France and the United Nations insist any invasion of Mali's north must be led by African troops. But France, which has six hostages in Mali and has citizens who have joined al-Qaida in the Islamic Maghreb, is playing an increasing role behind the scenes.
Many in the West fear that northeast Mali and the arid Sahel region could become the new Afghanistan, a no-man's-land where extremists can train, impose hardline Islamic law and plot terror attacks abroad. And France, former colonial ruler to countries across the Sahel, is a prime target.
"This is actually a major threat — to French interests in the region, and to France itself," said Francois Heisbourg, an expert at the Foundation for Strategic Research, a partially state-funded think tank in Paris. "This is like Afghanistan 1996. This is like when Bin Laden found a place that was larger than France in which he could organize training camps, in which he could provide stable preparations for organizing far-flung terror attacks."
France is turning its attention to the Sahel just as it is accelerating its pullout of combat troops from Afghanistan ahead of other NATO allies.
A French defense official said Monday that France plans to move two surveillance drones to western Africa from Afghanistan by year-end, though he did not provide details. France is also reported to have special forces in the region around Mali, and to have contracted out surveillance of Mali to a private company.
Top-level American and French military leaders and diplomats, including U.S. Assistant Secretary of State for African Affairs Johnnie Carson, began two days of talks in Paris on Monday on intelligence-gathering and security in the Sahel region, including Mali, diplomats from both sides told the AP.
The defense official and diplomats spoke on condition of anonymity because they weren't authorized to talk publicly about the activities.
The Paris meetings follow a U.N. Security Council resolution that gives Secretary-General Ban Ki-moon about a month to help Malian authorities devise a plan to regain control of the north.
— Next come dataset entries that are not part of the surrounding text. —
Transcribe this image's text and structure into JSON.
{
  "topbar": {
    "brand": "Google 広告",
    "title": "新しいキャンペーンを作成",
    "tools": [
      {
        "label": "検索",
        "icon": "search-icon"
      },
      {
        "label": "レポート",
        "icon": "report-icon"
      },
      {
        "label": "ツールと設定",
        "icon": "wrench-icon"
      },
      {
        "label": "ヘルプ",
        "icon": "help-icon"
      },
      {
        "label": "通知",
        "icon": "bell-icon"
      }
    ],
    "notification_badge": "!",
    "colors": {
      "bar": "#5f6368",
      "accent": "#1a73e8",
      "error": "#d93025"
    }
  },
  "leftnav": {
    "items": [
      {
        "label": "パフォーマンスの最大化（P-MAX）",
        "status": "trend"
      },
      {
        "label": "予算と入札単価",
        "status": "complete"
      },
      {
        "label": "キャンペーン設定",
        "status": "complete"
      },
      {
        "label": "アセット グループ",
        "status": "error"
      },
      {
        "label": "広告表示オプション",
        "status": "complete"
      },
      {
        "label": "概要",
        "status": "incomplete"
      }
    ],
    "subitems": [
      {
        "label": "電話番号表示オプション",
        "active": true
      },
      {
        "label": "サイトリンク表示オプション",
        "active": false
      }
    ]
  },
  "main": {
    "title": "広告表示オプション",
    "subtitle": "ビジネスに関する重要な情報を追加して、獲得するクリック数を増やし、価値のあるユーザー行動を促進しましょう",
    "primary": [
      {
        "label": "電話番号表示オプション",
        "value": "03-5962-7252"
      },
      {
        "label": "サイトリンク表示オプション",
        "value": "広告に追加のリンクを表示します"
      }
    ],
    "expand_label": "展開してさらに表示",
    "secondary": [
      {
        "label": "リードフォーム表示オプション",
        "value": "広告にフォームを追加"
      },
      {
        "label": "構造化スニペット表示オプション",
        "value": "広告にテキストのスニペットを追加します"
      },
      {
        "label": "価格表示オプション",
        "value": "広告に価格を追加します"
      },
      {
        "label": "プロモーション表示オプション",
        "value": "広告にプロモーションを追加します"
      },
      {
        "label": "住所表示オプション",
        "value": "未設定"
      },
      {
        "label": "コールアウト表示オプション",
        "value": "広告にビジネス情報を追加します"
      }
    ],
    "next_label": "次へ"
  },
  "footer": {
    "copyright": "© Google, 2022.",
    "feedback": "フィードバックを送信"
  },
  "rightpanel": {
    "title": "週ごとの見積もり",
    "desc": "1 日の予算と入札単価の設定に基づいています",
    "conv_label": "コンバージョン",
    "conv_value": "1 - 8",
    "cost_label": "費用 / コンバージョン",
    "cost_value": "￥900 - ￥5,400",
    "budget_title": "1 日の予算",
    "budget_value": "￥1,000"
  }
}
And on Friday, African leaders met in Bamako, Mali's capital, to prepare a plan for a military intervention in the north, which was seized under the cover of a coup d'etat six months ago.
The United States is partnering with France, which has airpower and hundreds of troops across western Africa — in Senegal, Ivory Coast, Chad and Gabon, French and U.S. officials said. The United States has no full-time military presence in Africa, but from time to time sends trainers or other advisers on specific missions, according to Africom, the U.S. military command for Africa based in Stuttgart, Germany.
The attack on the U.S. Consulate in Benghazi, Libya, last month that left four Americans dead, including the U.S. ambassador has fanned an increasing American awareness of the terror threat in the Sahel.
The United States sees France as a key player in Mali, and the French defense official said the U.S. "has conferred to us the role of leader" in the crisis.
Other Western powers are increasingly worried about a lawless Mali.
On Monday, Chancellor Angela Merkel said that Germany would be prepared to take part in a European mission to train and provide logistical support for Malian security forces. European Union members are considering a noncombat training mission to help the interim Malian government.
"Free democratic states cannot accept international terrorism gaining a safe refuge in the north of the country," Merkel told a German military conference near Berlin.
Yet despite the clear French interest in a Mali campaign, French officials don't want to be seen as too aggressive in helping Mali fight AQIM and its allies — the Movement for Unity and Jihad in West Africa, known as MUJAO, and Ansar Dine, which now controls the famed Malian city of Timbuktu.
French President Francois Hollande, his popularity flailing just five months since he took office, faces a variety of challenges.